New Years Resolutions

How to stick to your New Year’s Resolutions

How to stick to your New Year’s Resolutions

How to stick to your New Year’s Resolutions. Happy New Year! If you’ve started 2020 with a list of resolutions for the year ahead, you’re not alone. According to research, around 60% of us make resolutions at the start of the year – but only around 8% of us manage to stick to them. The most popular resolutions are to do with diet and exercise, with saving money, taking up a new hobby and quitting smoking not far behind. It’s great to start the New Year as you mean to go on, but how do you make sure you’re one of the 8% who manage to turn their resolutions into a more deeply ingrained habit?
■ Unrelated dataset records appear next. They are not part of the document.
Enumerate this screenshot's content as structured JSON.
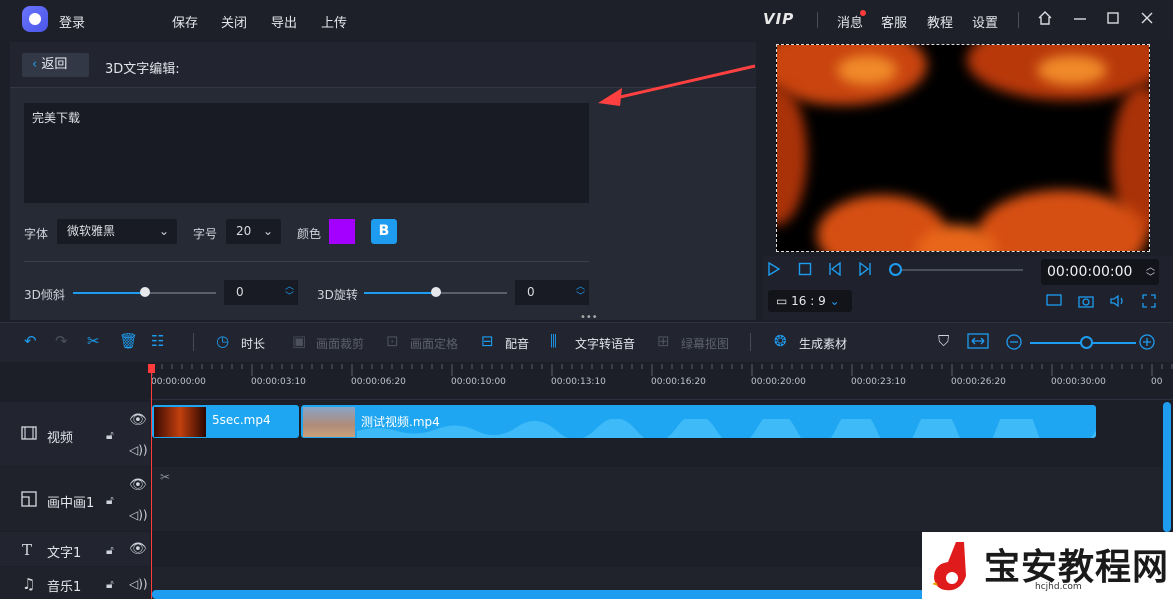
{
  "titlebar": {
    "login": "登录",
    "menu": [
      "保存",
      "关闭",
      "导出",
      "上传"
    ],
    "vip": "VIP",
    "right_menu": [
      "消息",
      "客服",
      "教程",
      "设置"
    ]
  },
  "panel": {
    "back_label": "返回",
    "title": "3D文字编辑:",
    "text_value": "完美下载",
    "font_label": "字体",
    "font_value": "微软雅黑",
    "size_label": "字号",
    "size_value": "20",
    "color_label": "颜色",
    "color_value": "#a400ff",
    "bold_label": "B",
    "tilt_label": "3D倾斜",
    "tilt_value": "0",
    "rotate_label": "3D旋转",
    "rotate_value": "0"
  },
  "player": {
    "time": "00:00:00:00",
    "ratio": "16 : 9"
  },
  "toolbar": {
    "duration": "时长",
    "crop": "画面裁剪",
    "freeze": "画面定格",
    "dub": "配音",
    "tts": "文字转语音",
    "chroma": "绿幕抠图",
    "generate": "生成素材"
  },
  "ruler": {
    "ticks": [
      "00:00:00:00",
      "00:00:03:10",
      "00:00:06:20",
      "00:00:10:00",
      "00:00:13:10",
      "00:00:16:20",
      "00:00:20:00",
      "00:00:23:10",
      "00:00:26:20",
      "00:00:30:00",
      "00"
    ]
  },
  "tracks": {
    "video": "视频",
    "pip": "画中画1",
    "text": "文字1",
    "music": "音乐1"
  },
  "clips": {
    "clip1": "5sec.mp4",
    "clip2": "测试视频.mp4"
  },
  "watermark": {
    "title": "宝安教程网",
    "url": "hcjhd.com"
  },
  "colors": {
    "accent": "#1e9cf0",
    "bg": "#1c1f28",
    "panel": "#262a35"
  }
}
Here are six top tips.

1. Don’t try to do too much

Sticking to one resolution can be enough of a challenge, so don’t bombard yourself with a long list of changes and feel guilty because you can’t manage to stick to them all. Think carefully about what you most want to achieve this year, and focus on that.

2. Think about why
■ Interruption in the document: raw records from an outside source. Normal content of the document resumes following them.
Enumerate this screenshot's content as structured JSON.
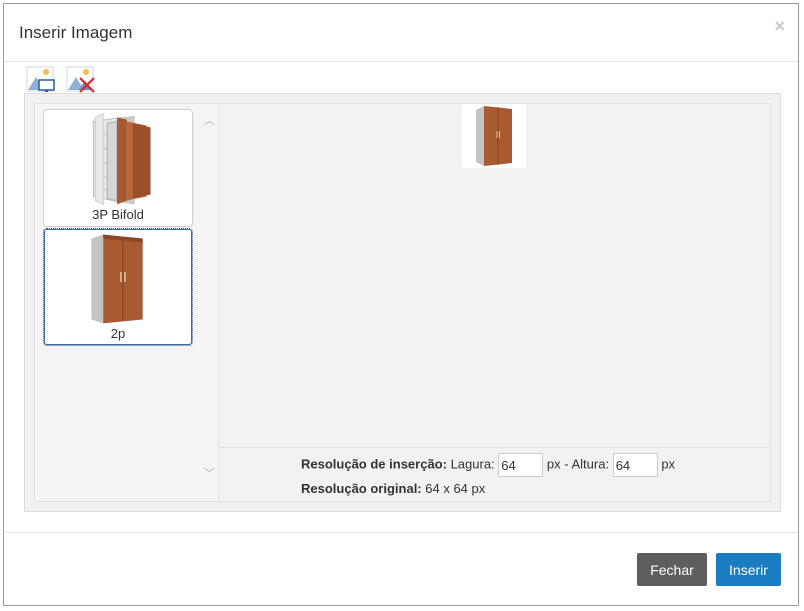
{
  "dialog": {
    "title": "Inserir Imagem",
    "close_glyph": "×"
  },
  "toolbar": {
    "icons": [
      "insert-image-icon",
      "remove-image-icon"
    ]
  },
  "images": [
    {
      "label": "3P Bifold",
      "selected": false
    },
    {
      "label": "2p",
      "selected": true
    }
  ],
  "scroll": {
    "up_glyph": "︿",
    "down_glyph": "﹀"
  },
  "resolution": {
    "insert_label": "Resolução de inserção:",
    "width_label": "Lagura:",
    "width_value": "64",
    "separator": "px - Altura:",
    "height_value": "64",
    "unit": "px",
    "original_label": "Resolução original:",
    "original_value": "64 x 64 px"
  },
  "footer": {
    "close_label": "Fechar",
    "insert_label": "Inserir"
  },
  "colors": {
    "primary": "#1a7dc1",
    "secondary": "#5e5e5e",
    "wood": "#a85a32"
  }
}
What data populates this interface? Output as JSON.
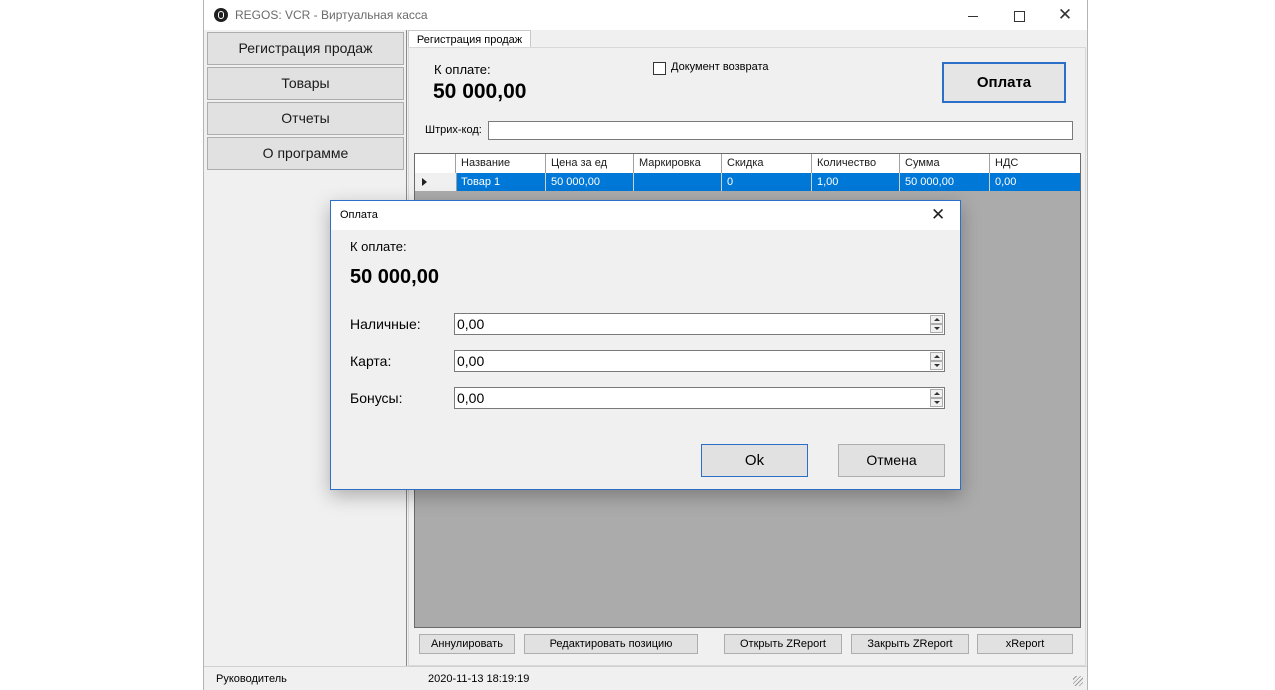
{
  "window": {
    "title": "REGOS: VCR - Виртуальная касса",
    "icon": "regos-logo-icon"
  },
  "sidebar": {
    "items": [
      {
        "label": "Регистрация продаж"
      },
      {
        "label": "Товары"
      },
      {
        "label": "Отчеты"
      },
      {
        "label": "О программе"
      }
    ]
  },
  "tab": {
    "label": "Регистрация продаж"
  },
  "sales": {
    "pay_label": "К оплате:",
    "amount": "50 000,00",
    "return_doc_label": "Документ возврата",
    "return_doc_checked": false,
    "pay_button": "Оплата",
    "barcode_label": "Штрих-код:",
    "barcode_value": ""
  },
  "grid": {
    "columns": [
      "Название",
      "Цена за ед",
      "Маркировка",
      "Скидка",
      "Количество",
      "Сумма",
      "НДС"
    ],
    "rows": [
      {
        "name": "Товар 1",
        "price": "50 000,00",
        "marking": "",
        "discount": "0",
        "qty": "1,00",
        "sum": "50 000,00",
        "vat": "0,00"
      }
    ]
  },
  "buttons": {
    "cancel_doc": "Аннулировать",
    "edit_position": "Редактировать позицию",
    "open_zreport": "Открыть ZReport",
    "close_zreport": "Закрыть ZReport",
    "xreport": "xReport"
  },
  "status": {
    "user": "Руководитель",
    "datetime": "2020-11-13 18:19:19"
  },
  "dialog": {
    "title": "Оплата",
    "pay_label": "К оплате:",
    "amount": "50 000,00",
    "fields": [
      {
        "label": "Наличные:",
        "value": "0,00"
      },
      {
        "label": "Карта:",
        "value": "0,00"
      },
      {
        "label": "Бонусы:",
        "value": "0,00"
      }
    ],
    "ok": "Ok",
    "cancel": "Отмена"
  },
  "colors": {
    "accent": "#0078d7",
    "focus_border": "#2c6fc9",
    "grid_bg": "#ababab"
  }
}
Jot down some reasons why you want to achieve this goal. Having a great reason raises your motivation to succeed compared with just arbitrarily listing resolutions because it’s what everyone around you is doing.

3. Try to make your resolutions positive rather than negative
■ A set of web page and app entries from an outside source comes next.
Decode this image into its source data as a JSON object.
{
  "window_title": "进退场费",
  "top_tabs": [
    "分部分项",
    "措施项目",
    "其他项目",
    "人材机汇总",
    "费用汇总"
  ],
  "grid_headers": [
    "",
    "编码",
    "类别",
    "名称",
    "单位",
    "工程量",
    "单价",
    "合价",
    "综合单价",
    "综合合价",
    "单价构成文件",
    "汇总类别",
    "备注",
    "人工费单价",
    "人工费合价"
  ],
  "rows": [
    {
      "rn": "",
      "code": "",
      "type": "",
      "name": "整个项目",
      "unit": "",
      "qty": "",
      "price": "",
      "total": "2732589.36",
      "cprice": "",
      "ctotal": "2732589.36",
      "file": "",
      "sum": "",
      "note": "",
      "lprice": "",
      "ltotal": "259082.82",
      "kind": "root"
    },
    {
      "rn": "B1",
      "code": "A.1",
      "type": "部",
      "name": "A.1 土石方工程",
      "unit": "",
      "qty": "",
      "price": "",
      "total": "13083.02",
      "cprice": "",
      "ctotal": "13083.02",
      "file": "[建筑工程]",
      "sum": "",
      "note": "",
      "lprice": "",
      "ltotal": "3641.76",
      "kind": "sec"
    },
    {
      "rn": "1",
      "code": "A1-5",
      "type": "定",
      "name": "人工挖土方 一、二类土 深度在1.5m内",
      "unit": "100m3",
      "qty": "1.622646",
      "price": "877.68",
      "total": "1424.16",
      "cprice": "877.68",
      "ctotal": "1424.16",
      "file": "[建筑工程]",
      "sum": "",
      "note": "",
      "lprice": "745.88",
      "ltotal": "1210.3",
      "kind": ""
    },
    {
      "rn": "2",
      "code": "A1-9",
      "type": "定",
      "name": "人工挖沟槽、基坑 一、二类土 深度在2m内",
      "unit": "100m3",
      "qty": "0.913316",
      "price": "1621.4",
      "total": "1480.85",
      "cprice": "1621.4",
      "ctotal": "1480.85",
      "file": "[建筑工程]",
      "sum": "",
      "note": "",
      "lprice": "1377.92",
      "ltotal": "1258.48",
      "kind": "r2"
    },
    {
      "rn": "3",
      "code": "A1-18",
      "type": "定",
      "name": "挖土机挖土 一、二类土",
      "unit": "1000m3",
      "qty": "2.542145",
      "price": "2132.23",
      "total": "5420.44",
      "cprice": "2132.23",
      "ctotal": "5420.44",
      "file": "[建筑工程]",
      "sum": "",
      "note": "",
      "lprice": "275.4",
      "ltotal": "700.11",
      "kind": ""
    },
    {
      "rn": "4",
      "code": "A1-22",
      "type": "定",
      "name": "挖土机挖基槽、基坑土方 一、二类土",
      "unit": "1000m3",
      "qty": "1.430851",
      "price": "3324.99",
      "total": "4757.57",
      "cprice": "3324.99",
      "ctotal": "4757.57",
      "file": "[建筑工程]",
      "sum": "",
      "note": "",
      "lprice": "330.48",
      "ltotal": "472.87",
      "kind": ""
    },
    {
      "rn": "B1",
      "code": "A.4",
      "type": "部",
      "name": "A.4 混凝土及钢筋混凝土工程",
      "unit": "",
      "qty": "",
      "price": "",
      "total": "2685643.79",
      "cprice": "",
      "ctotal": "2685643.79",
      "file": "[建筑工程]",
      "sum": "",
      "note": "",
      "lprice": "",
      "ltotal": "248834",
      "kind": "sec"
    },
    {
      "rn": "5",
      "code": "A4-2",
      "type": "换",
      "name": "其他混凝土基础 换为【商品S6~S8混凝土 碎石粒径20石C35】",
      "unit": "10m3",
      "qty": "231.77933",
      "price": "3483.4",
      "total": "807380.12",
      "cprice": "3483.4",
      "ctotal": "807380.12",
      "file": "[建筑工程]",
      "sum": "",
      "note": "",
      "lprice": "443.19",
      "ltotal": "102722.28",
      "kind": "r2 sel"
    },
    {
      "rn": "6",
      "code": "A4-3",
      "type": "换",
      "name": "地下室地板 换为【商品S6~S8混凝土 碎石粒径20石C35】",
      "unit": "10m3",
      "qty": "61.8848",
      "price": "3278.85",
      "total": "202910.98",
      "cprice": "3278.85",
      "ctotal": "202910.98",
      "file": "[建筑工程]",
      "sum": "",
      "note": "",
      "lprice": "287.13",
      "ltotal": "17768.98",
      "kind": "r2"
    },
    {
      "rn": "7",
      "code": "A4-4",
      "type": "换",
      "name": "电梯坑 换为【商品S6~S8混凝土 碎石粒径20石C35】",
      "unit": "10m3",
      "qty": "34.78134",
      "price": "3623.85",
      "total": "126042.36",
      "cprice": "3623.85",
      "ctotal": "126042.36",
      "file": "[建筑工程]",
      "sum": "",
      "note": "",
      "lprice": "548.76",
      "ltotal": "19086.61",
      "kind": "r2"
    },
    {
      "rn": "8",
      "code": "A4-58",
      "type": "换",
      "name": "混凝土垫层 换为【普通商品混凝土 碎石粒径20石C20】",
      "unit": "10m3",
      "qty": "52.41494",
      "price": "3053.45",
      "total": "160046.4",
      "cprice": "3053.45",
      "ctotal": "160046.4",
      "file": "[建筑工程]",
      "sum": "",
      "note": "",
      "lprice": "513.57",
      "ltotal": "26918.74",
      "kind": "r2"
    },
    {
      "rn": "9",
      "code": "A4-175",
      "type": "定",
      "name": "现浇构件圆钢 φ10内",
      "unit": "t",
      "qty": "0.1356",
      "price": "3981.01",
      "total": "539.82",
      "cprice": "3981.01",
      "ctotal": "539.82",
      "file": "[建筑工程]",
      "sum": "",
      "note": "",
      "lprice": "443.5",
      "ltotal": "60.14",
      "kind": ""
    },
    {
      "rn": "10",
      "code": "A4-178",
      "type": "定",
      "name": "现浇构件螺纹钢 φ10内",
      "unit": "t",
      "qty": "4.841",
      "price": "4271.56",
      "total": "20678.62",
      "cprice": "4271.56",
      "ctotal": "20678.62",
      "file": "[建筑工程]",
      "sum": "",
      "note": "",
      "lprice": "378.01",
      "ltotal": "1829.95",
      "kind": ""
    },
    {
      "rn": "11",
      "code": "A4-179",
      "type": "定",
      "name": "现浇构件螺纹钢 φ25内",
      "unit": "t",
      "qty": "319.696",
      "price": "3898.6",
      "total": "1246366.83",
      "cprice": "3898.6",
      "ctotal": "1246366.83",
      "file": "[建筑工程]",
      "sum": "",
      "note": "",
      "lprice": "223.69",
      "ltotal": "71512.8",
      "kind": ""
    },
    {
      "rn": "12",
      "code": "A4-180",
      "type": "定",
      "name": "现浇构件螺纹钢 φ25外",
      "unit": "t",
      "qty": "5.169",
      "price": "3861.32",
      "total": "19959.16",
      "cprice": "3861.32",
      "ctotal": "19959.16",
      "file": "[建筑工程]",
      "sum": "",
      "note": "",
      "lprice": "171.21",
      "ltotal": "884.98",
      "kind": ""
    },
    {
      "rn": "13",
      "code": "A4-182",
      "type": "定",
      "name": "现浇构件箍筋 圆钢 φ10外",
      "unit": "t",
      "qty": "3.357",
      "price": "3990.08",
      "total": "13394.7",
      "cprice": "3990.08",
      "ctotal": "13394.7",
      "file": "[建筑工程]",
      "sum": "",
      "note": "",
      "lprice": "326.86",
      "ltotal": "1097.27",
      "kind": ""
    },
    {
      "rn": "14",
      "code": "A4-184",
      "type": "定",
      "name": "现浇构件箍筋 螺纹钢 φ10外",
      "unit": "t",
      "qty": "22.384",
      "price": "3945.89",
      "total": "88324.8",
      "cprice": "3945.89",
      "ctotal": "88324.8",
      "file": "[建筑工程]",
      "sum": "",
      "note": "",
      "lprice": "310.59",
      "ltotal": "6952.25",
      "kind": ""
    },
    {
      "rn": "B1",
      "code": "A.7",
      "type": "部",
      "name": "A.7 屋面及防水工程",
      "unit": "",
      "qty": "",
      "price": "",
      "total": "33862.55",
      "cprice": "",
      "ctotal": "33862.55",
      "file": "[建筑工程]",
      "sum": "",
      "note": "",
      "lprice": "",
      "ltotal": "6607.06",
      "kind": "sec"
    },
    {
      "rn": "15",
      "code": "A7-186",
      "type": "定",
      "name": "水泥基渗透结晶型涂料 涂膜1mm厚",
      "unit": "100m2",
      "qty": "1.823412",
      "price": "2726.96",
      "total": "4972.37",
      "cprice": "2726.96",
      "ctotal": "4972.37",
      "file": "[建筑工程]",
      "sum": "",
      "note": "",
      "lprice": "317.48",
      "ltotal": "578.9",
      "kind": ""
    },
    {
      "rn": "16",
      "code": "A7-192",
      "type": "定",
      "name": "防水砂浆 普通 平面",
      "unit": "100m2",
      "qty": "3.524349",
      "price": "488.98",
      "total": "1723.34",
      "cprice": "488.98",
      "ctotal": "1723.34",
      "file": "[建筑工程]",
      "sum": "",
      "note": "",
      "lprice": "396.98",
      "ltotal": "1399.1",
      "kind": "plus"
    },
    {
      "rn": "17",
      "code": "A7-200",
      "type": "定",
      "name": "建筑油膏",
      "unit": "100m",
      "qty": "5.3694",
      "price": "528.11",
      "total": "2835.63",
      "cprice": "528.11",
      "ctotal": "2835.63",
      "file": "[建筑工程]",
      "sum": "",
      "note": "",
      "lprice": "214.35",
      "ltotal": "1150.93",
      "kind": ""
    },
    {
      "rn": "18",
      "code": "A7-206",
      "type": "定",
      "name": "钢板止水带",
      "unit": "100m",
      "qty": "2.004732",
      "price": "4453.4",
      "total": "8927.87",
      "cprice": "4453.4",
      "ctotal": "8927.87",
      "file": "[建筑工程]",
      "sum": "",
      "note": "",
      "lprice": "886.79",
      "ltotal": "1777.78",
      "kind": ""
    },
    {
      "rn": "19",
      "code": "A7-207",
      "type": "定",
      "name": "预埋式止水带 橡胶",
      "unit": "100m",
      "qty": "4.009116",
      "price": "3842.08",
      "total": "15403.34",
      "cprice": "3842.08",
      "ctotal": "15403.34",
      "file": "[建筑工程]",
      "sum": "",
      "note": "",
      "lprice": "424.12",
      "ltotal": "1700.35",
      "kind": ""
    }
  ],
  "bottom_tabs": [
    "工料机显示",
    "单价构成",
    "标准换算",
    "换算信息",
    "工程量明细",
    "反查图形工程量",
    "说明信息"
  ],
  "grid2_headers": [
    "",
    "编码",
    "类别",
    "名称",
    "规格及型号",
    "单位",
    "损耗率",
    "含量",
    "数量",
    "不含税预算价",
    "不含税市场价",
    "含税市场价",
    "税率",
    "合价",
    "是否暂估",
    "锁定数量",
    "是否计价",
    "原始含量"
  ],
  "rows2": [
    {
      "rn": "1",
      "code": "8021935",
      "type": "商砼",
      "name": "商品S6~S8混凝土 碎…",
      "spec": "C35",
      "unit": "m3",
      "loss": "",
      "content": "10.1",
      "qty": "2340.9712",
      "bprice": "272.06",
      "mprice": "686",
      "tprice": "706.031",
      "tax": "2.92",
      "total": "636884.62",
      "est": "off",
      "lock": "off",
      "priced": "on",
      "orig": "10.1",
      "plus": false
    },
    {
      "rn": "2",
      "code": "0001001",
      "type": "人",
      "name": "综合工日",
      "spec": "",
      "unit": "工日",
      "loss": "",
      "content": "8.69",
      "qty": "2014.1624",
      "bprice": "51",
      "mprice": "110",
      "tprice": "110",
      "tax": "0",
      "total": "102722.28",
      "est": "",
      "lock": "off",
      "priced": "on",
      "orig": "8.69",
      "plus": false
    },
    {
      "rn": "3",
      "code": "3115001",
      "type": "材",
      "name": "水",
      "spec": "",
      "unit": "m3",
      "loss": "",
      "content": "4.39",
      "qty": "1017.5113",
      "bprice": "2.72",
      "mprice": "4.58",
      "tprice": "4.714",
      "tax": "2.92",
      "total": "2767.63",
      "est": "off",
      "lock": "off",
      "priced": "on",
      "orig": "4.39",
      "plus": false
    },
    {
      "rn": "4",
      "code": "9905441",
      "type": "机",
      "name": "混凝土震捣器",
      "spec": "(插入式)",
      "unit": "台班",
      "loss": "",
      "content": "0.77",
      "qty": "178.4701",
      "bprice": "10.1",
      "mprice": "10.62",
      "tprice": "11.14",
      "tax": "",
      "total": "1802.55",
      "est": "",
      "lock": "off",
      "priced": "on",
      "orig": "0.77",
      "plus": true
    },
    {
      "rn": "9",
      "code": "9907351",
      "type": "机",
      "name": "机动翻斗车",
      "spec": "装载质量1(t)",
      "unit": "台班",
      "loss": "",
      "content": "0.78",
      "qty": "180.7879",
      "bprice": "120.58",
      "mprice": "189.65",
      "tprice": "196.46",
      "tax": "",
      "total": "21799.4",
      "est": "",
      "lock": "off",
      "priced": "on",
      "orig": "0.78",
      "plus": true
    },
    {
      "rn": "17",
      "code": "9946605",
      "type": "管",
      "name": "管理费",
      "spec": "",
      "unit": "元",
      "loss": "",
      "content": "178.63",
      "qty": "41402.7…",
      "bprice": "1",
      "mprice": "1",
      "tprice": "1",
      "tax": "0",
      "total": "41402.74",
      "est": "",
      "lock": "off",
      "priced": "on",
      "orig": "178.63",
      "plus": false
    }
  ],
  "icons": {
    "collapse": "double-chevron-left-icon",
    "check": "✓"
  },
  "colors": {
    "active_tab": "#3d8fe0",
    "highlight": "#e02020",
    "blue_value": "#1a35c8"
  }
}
Where possible, make positive resolutions or intentions rather than vowing to give things up. It can be difficult to summon up the motivation to stick to a resolution that’s about depriving yourself of something – particularly in January, the coldest and bleakest month of the year. So, rather than swearing to give up chocolate, why not make your resolution about making sure you get your five a day?

4. Break big resolutions into manageable steps

Big resolutions such as “get fit” or “lose weight” can seem an insurmountable challenge, but not when you break them down into small, manageable steps that can be easily achieved individually. For example, if your goal is to be able to complete a marathon and you’ve never even run before, break it down into a mile at a time, building the distance up gradually.

5. Don’t do it alone

You don’t have to struggle along on your own. Talk to your family and friends about what you’re hoping to achieve, as they’ll be able to provide moral support as well as a bit of accountability. You could also investigate local or online groups so that you can compare your progress with others, or commit to a structured programme to help you stick to your goal – such as signing up for Couch to 5K, which gives you a series of exercise tasks to tick off and podcasts to follow each week.

6. Measure your progress

Breaking resolutions into smaller steps will also make it easier to measure your progress. Whatever your goal, keep track of how it’s going – whether that’s recording your weight at the end of each week or downloading a fitness app like Strava to record your exercise achievements. You might only have been able to run half a mile at the beginning of January, but by the end of the month that might seem small compared with what you can run now. Looking back on what you’ve already achieved is a great way of spurring yourself on to achieve bigger and better things. Good luck!